● Dataset excerpts:
◆ ◆ ◆ ◆ ◆

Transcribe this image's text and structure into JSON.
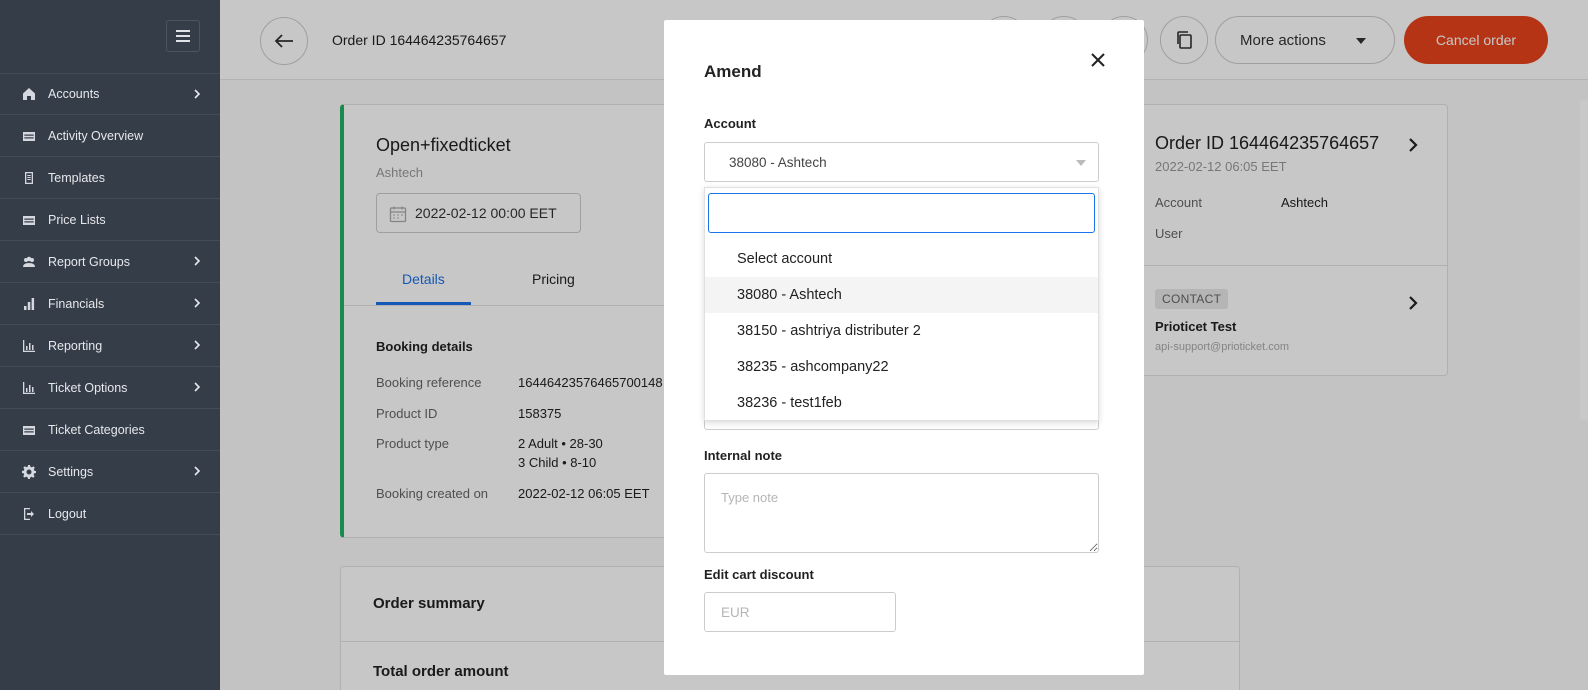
{
  "sidebar": {
    "items": [
      {
        "label": "Accounts",
        "icon": "home-icon",
        "chevron": true
      },
      {
        "label": "Activity Overview",
        "icon": "table-icon",
        "chevron": false
      },
      {
        "label": "Templates",
        "icon": "document-icon",
        "chevron": false
      },
      {
        "label": "Price Lists",
        "icon": "table-icon",
        "chevron": false
      },
      {
        "label": "Report Groups",
        "icon": "users-icon",
        "chevron": true
      },
      {
        "label": "Financials",
        "icon": "bar-chart-icon",
        "chevron": true
      },
      {
        "label": "Reporting",
        "icon": "chart-icon",
        "chevron": true
      },
      {
        "label": "Ticket Options",
        "icon": "chart-icon",
        "chevron": true
      },
      {
        "label": "Ticket Categories",
        "icon": "table-icon",
        "chevron": false
      },
      {
        "label": "Settings",
        "icon": "gear-icon",
        "chevron": true
      },
      {
        "label": "Logout",
        "icon": "logout-icon",
        "chevron": false
      }
    ]
  },
  "topbar": {
    "order_id": "Order ID 164464235764657",
    "more_actions": "More actions",
    "cancel_order": "Cancel order"
  },
  "booking": {
    "product_title": "Open+fixedticket",
    "account_name": "Ashtech",
    "date": "2022-02-12 00:00 EET",
    "tab_details": "Details",
    "tab_pricing": "Pricing",
    "section_title": "Booking details",
    "rows": [
      {
        "label": "Booking reference",
        "value": "16446423576465700148"
      },
      {
        "label": "Product ID",
        "value": "158375"
      },
      {
        "label": "Product type",
        "value": "2 Adult • 28-30"
      },
      {
        "label": "Booking created on",
        "value": "2022-02-12 06:05 EET"
      }
    ],
    "product_type_line2": "3 Child • 8-10"
  },
  "summary": {
    "title": "Order summary",
    "total_title": "Total order amount"
  },
  "order_card": {
    "title": "Order ID 164464235764657",
    "date": "2022-02-12 06:05 EET",
    "account_label": "Account",
    "account_value": "Ashtech",
    "user_label": "User",
    "contact_badge": "CONTACT",
    "contact_name": "Prioticet Test",
    "contact_email": "api-support@prioticket.com"
  },
  "modal": {
    "title": "Amend",
    "account_label": "Account",
    "selected_account": "38080 - Ashtech",
    "search_value": "",
    "options": [
      "Select account",
      "38080 - Ashtech",
      "38150 - ashtriya distributer 2",
      "38235 - ashcompany22",
      "38236 - test1feb"
    ],
    "highlighted_index": 1,
    "internal_note_label": "Internal note",
    "internal_note_placeholder": "Type note",
    "discount_label": "Edit cart discount",
    "discount_placeholder": "EUR"
  },
  "colors": {
    "sidebar_bg": "#353d49",
    "accent": "#1a73e8",
    "cancel": "#e8431c",
    "status_green": "#1fb265"
  }
}
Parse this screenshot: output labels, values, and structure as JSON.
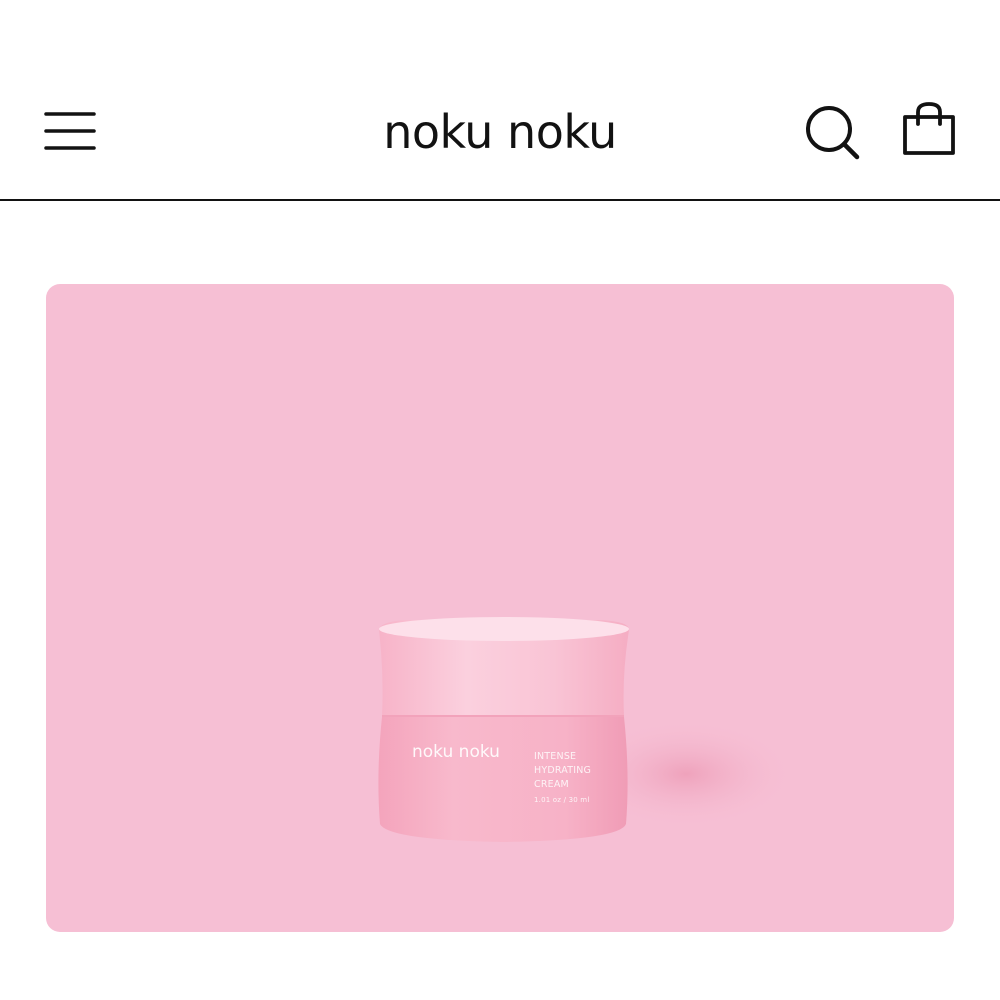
{
  "header": {
    "brand": "noku noku",
    "menu_icon": "hamburger-menu-icon",
    "search_icon": "search-icon",
    "cart_icon": "shopping-bag-icon"
  },
  "hero": {
    "background_color": "#f6bfd4",
    "product": {
      "brand_label": "noku noku",
      "name_lines": [
        "INTENSE",
        "HYDRATING",
        "CREAM"
      ],
      "size": "1.01 oz / 30 ml"
    }
  },
  "colors": {
    "text": "#121212",
    "hero_bg": "#f6bfd4",
    "jar": "#f8b9cc"
  }
}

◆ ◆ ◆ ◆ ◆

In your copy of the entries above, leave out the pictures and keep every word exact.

● COMPLETED EXERCISE:
Transcribe this image's text and structure into JSON.
{
  "sidebar": {
    "items": [
      {
        "label": "Accounts",
        "icon": "home-icon",
        "chevron": true
      },
      {
        "label": "Activity Overview",
        "icon": "table-icon",
        "chevron": false
      },
      {
        "label": "Templates",
        "icon": "document-icon",
        "chevron": false
      },
      {
        "label": "Price Lists",
        "icon": "table-icon",
        "chevron": false
      },
      {
        "label": "Report Groups",
        "icon": "users-icon",
        "chevron": true
      },
      {
        "label": "Financials",
        "icon": "bar-chart-icon",
        "chevron": true
      },
      {
        "label": "Reporting",
        "icon": "chart-icon",
        "chevron": true
      },
      {
        "label": "Ticket Options",
        "icon": "chart-icon",
        "chevron": true
      },
      {
        "label": "Ticket Categories",
        "icon": "table-icon",
        "chevron": false
      },
      {
        "label": "Settings",
        "icon": "gear-icon",
        "chevron": true
      },
      {
        "label": "Logout",
        "icon": "logout-icon",
        "chevron": false
      }
    ]
  },
  "topbar": {
    "order_id": "Order ID 164464235764657",
    "more_actions": "More actions",
    "cancel_order": "Cancel order"
  },
  "booking": {
    "product_title": "Open+fixedticket",
    "account_name": "Ashtech",
    "date": "2022-02-12 00:00 EET",
    "tab_details": "Details",
    "tab_pricing": "Pricing",
    "section_title": "Booking details",
    "rows": [
      {
        "label": "Booking reference",
        "value": "16446423576465700148"
      },
      {
        "label": "Product ID",
        "value": "158375"
      },
      {
        "label": "Product type",
        "value": "2 Adult • 28-30"
      },
      {
        "label": "Booking created on",
        "value": "2022-02-12 06:05 EET"
      }
    ],
    "product_type_line2": "3 Child • 8-10"
  },
  "summary": {
    "title": "Order summary",
    "total_title": "Total order amount"
  },
  "order_card": {
    "title": "Order ID 164464235764657",
    "date": "2022-02-12 06:05 EET",
    "account_label": "Account",
    "account_value": "Ashtech",
    "user_label": "User",
    "contact_badge": "CONTACT",
    "contact_name": "Prioticet Test",
    "contact_email": "api-support@prioticket.com"
  },
  "modal": {
    "title": "Amend",
    "account_label": "Account",
    "selected_account": "38080 - Ashtech",
    "search_value": "",
    "options": [
      "Select account",
      "38080 - Ashtech",
      "38150 - ashtriya distributer 2",
      "38235 - ashcompany22",
      "38236 - test1feb"
    ],
    "highlighted_index": 1,
    "internal_note_label": "Internal note",
    "internal_note_placeholder": "Type note",
    "discount_label": "Edit cart discount",
    "discount_placeholder": "EUR"
  },
  "colors": {
    "sidebar_bg": "#353d49",
    "accent": "#1a73e8",
    "cancel": "#e8431c",
    "status_green": "#1fb265"
  }
}
Parse this screenshot: output labels, values, and structure as JSON.
{
  "header": {
    "brand": "noku noku",
    "menu_icon": "hamburger-menu-icon",
    "search_icon": "search-icon",
    "cart_icon": "shopping-bag-icon"
  },
  "hero": {
    "background_color": "#f6bfd4",
    "product": {
      "brand_label": "noku noku",
      "name_lines": [
        "INTENSE",
        "HYDRATING",
        "CREAM"
      ],
      "size": "1.01 oz / 30 ml"
    }
  },
  "colors": {
    "text": "#121212",
    "hero_bg": "#f6bfd4",
    "jar": "#f8b9cc"
  }
}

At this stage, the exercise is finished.